A new year, and slow, steady progress on the Onondaga Cutoff continues! Best wishes for 2012 to all. Thanks to assistance from several regular operators, most of the backdrop is now installed, awaiting tape, spackle, and paint. It’s actually nice not to see the foundation walls, at least, behind the railroad.

One recent development on the OC is that through operations, a limitation has become clear. If you click on this ‘straight-line diagram’ of the railroad, which shows both original and new crossovers now at CP 294, it becomes clearer.

Though there are 5 tracks in staging, there was no way for a train in either direction on Track 1 in staging to come out of staging and cross over to Track 2 until that train reached an interlocking with turnouts that allow that move. For westbound trains, this is resolved at CP 277, where a universal crossover exists just for this purpose. This allows a dispatcher to route trains on either track in either direction, and at a nice distance from Onondaga Yard.

For eastbounds, however, there was no universal interlocking from staging all the way to CP 282, which is also the west entrance to Onondaga Yard. Trains leaving staging on Track 1 working east could not cross over to Track 2 until they were at 282. When a train is working the yard and fouling Track 1 at CP 282, then, Track 1 was essentially unavailable from CP 295 all the way to CP 280, more than half the railroad.

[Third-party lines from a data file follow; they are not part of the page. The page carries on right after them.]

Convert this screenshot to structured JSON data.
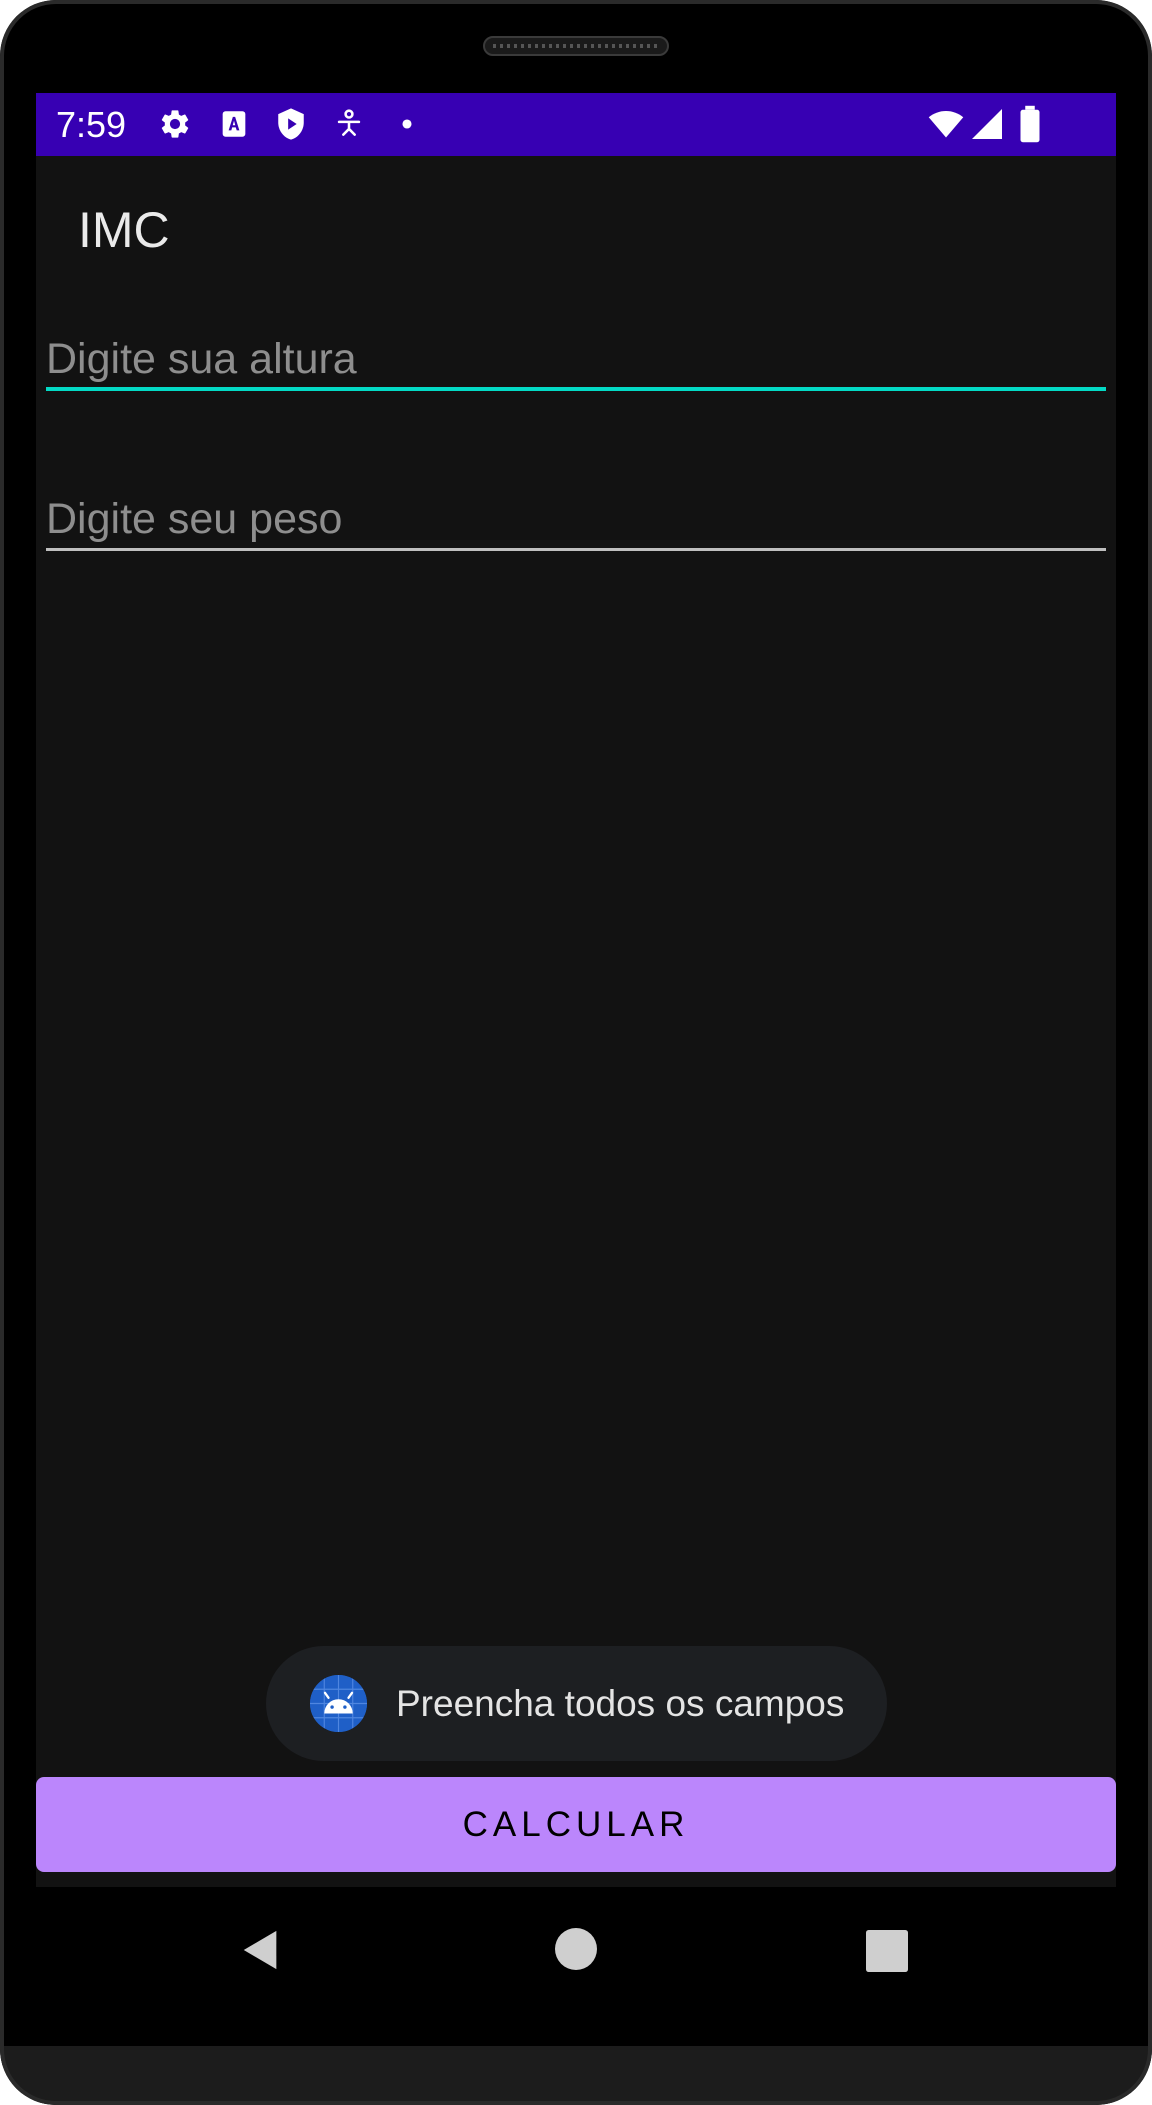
{
  "status_bar": {
    "time": "7:59",
    "left_icons": [
      "gear-icon",
      "font-a-icon",
      "shield-play-icon",
      "accessibility-icon",
      "dot-icon"
    ],
    "right_icons": [
      "wifi-icon",
      "signal-icon",
      "battery-icon"
    ],
    "color": "#3700b3"
  },
  "app_bar": {
    "title": "IMC"
  },
  "form": {
    "height_placeholder": "Digite sua altura",
    "height_value": "",
    "weight_placeholder": "Digite seu peso",
    "weight_value": ""
  },
  "toast": {
    "icon": "android-icon",
    "message": "Preencha todos os campos"
  },
  "calculate_button": {
    "label": "CALCULAR",
    "color": "#bb86fc"
  },
  "nav_bar": {
    "buttons": [
      "back-icon",
      "home-icon",
      "recents-icon"
    ]
  },
  "colors": {
    "background": "#121212",
    "accent": "#03dac5"
  }
}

Therefore, it was necessary to build a crossover to enable trains leaving staging eastbound on Track 1 from CP 295 to cross over to Track 2. The existing geometry allowed me to install a new #8 right-hand crossover at CP 294, creating a new universal interlocking there – and eliminating a major bottleneck for the dispatcher.

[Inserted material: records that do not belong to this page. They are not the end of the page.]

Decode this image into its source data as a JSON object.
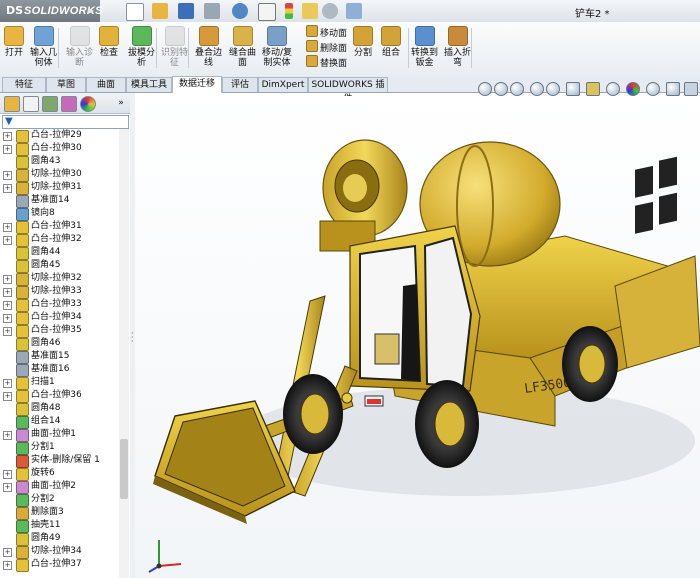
{
  "app": {
    "logo_prefix": "DS",
    "logo_text": "SOLIDWORKS",
    "document_title": "铲车2 *"
  },
  "toolbar": {
    "tools": [
      {
        "label": "打开",
        "icon": "open-folder-icon",
        "color": "#e8b640",
        "disabled": false
      },
      {
        "label": "输入几\n何体",
        "icon": "import-geometry-icon",
        "color": "#6fa3d8",
        "disabled": false
      },
      {
        "label": "输入诊\n断",
        "icon": "import-diagnostics-icon",
        "color": "#c9c9c9",
        "disabled": true
      },
      {
        "label": "检查",
        "icon": "check-icon",
        "color": "#e3b23a",
        "disabled": false
      },
      {
        "label": "拔模分\n析",
        "icon": "draft-analysis-icon",
        "color": "#5bb85b",
        "disabled": false
      },
      {
        "label": "识别特\n征",
        "icon": "recognize-features-icon",
        "color": "#c9c9c9",
        "disabled": true
      },
      {
        "label": "叠合边\n线",
        "icon": "stitch-edges-icon",
        "color": "#d79a3a",
        "disabled": false
      },
      {
        "label": "缝合曲\n面",
        "icon": "knit-surface-icon",
        "color": "#d9b24a",
        "disabled": false
      },
      {
        "label": "移动/复\n制实体",
        "icon": "move-copy-body-icon",
        "color": "#7aa0c8",
        "disabled": false
      },
      {
        "label": "分割",
        "icon": "split-icon",
        "color": "#d4a338",
        "disabled": false
      },
      {
        "label": "组合",
        "icon": "combine-icon",
        "color": "#d4a338",
        "disabled": false
      },
      {
        "label": "转换到\n钣金",
        "icon": "convert-sheet-metal-icon",
        "color": "#5a8fd0",
        "disabled": false
      },
      {
        "label": "插入折\n弯",
        "icon": "insert-bends-icon",
        "color": "#c98a3a",
        "disabled": false
      }
    ],
    "small_tools": [
      {
        "label": "移动面",
        "icon": "move-face-icon",
        "color": "#d9a93c"
      },
      {
        "label": "删除面",
        "icon": "delete-face-icon",
        "color": "#d9a93c"
      },
      {
        "label": "替换面",
        "icon": "replace-face-icon",
        "color": "#d9a93c"
      }
    ]
  },
  "tabs": [
    {
      "label": "特征",
      "active": false
    },
    {
      "label": "草图",
      "active": false
    },
    {
      "label": "曲面",
      "active": false
    },
    {
      "label": "模具工具",
      "active": false
    },
    {
      "label": "数据迁移",
      "active": true
    },
    {
      "label": "评估",
      "active": false
    },
    {
      "label": "DimXpert",
      "active": false
    },
    {
      "label": "SOLIDWORKS 插件",
      "active": false
    }
  ],
  "tree": [
    {
      "label": "凸台-拉伸29",
      "icon": "extrude-boss-icon",
      "color": "#e3c23a",
      "expandable": true
    },
    {
      "label": "凸台-拉伸30",
      "icon": "extrude-boss-icon",
      "color": "#e3c23a",
      "expandable": true
    },
    {
      "label": "圆角43",
      "icon": "fillet-icon",
      "color": "#d9c23a",
      "expandable": false
    },
    {
      "label": "切除-拉伸30",
      "icon": "extrude-cut-icon",
      "color": "#d9b23a",
      "expandable": true
    },
    {
      "label": "切除-拉伸31",
      "icon": "extrude-cut-icon",
      "color": "#d9b23a",
      "expandable": true
    },
    {
      "label": "基准面14",
      "icon": "plane-icon",
      "color": "#9aa8b8",
      "expandable": false
    },
    {
      "label": "镜向8",
      "icon": "mirror-icon",
      "color": "#6aa0d0",
      "expandable": false
    },
    {
      "label": "凸台-拉伸31",
      "icon": "extrude-boss-icon",
      "color": "#e3c23a",
      "expandable": true
    },
    {
      "label": "凸台-拉伸32",
      "icon": "extrude-boss-icon",
      "color": "#e3c23a",
      "expandable": true
    },
    {
      "label": "圆角44",
      "icon": "fillet-icon",
      "color": "#d9c23a",
      "expandable": false
    },
    {
      "label": "圆角45",
      "icon": "fillet-icon",
      "color": "#d9c23a",
      "expandable": false
    },
    {
      "label": "切除-拉伸32",
      "icon": "extrude-cut-icon",
      "color": "#d9b23a",
      "expandable": true
    },
    {
      "label": "切除-拉伸33",
      "icon": "extrude-cut-icon",
      "color": "#d9b23a",
      "expandable": true
    },
    {
      "label": "凸台-拉伸33",
      "icon": "extrude-boss-icon",
      "color": "#e3c23a",
      "expandable": true
    },
    {
      "label": "凸台-拉伸34",
      "icon": "extrude-boss-icon",
      "color": "#e3c23a",
      "expandable": true
    },
    {
      "label": "凸台-拉伸35",
      "icon": "extrude-boss-icon",
      "color": "#e3c23a",
      "expandable": true
    },
    {
      "label": "圆角46",
      "icon": "fillet-icon",
      "color": "#d9c23a",
      "expandable": false
    },
    {
      "label": "基准面15",
      "icon": "plane-icon",
      "color": "#9aa8b8",
      "expandable": false
    },
    {
      "label": "基准面16",
      "icon": "plane-icon",
      "color": "#9aa8b8",
      "expandable": false
    },
    {
      "label": "扫描1",
      "icon": "sweep-icon",
      "color": "#e3c23a",
      "expandable": true
    },
    {
      "label": "凸台-拉伸36",
      "icon": "extrude-boss-icon",
      "color": "#e3c23a",
      "expandable": true
    },
    {
      "label": "圆角48",
      "icon": "fillet-icon",
      "color": "#d9c23a",
      "expandable": false
    },
    {
      "label": "组合14",
      "icon": "combine-icon",
      "color": "#5bb85b",
      "expandable": false
    },
    {
      "label": "曲面-拉伸1",
      "icon": "surface-extrude-icon",
      "color": "#c98ad0",
      "expandable": true
    },
    {
      "label": "分割1",
      "icon": "split-icon",
      "color": "#5bb85b",
      "expandable": false
    },
    {
      "label": "实体-删除/保留 1",
      "icon": "delete-body-icon",
      "color": "#d95b3a",
      "expandable": false
    },
    {
      "label": "旋转6",
      "icon": "revolve-icon",
      "color": "#e3c23a",
      "expandable": true
    },
    {
      "label": "曲面-拉伸2",
      "icon": "surface-extrude-icon",
      "color": "#c98ad0",
      "expandable": true
    },
    {
      "label": "分割2",
      "icon": "split-icon",
      "color": "#5bb85b",
      "expandable": false
    },
    {
      "label": "删除面3",
      "icon": "delete-face-icon",
      "color": "#d9a93c",
      "expandable": false
    },
    {
      "label": "抽壳11",
      "icon": "shell-icon",
      "color": "#5bb85b",
      "expandable": false
    },
    {
      "label": "圆角49",
      "icon": "fillet-icon",
      "color": "#d9c23a",
      "expandable": false
    },
    {
      "label": "切除-拉伸34",
      "icon": "extrude-cut-icon",
      "color": "#d9b23a",
      "expandable": true
    },
    {
      "label": "凸台-拉伸37",
      "icon": "extrude-boss-icon",
      "color": "#e3c23a",
      "expandable": true
    }
  ],
  "model": {
    "plate_text": "LF3500"
  }
}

However, the installation of that crossover meant cutting into existing track and roadbed, drilling new holes for Tortoise machine throw rods, mounting Tortoises – challenging tasks, especially after the fact. It took time to align the new turnouts with existing track, and with each other. This allowed me to locate the throw rod locations and drill the holes, and finally to install each component while ensuring the geometry worked out as intended. Finally, both turnouts had to have feeders installed for track power.

The next major development is a biggie: design and construction of a working, dispatcher-controlled signal system. Much more to come soon as this gets underway!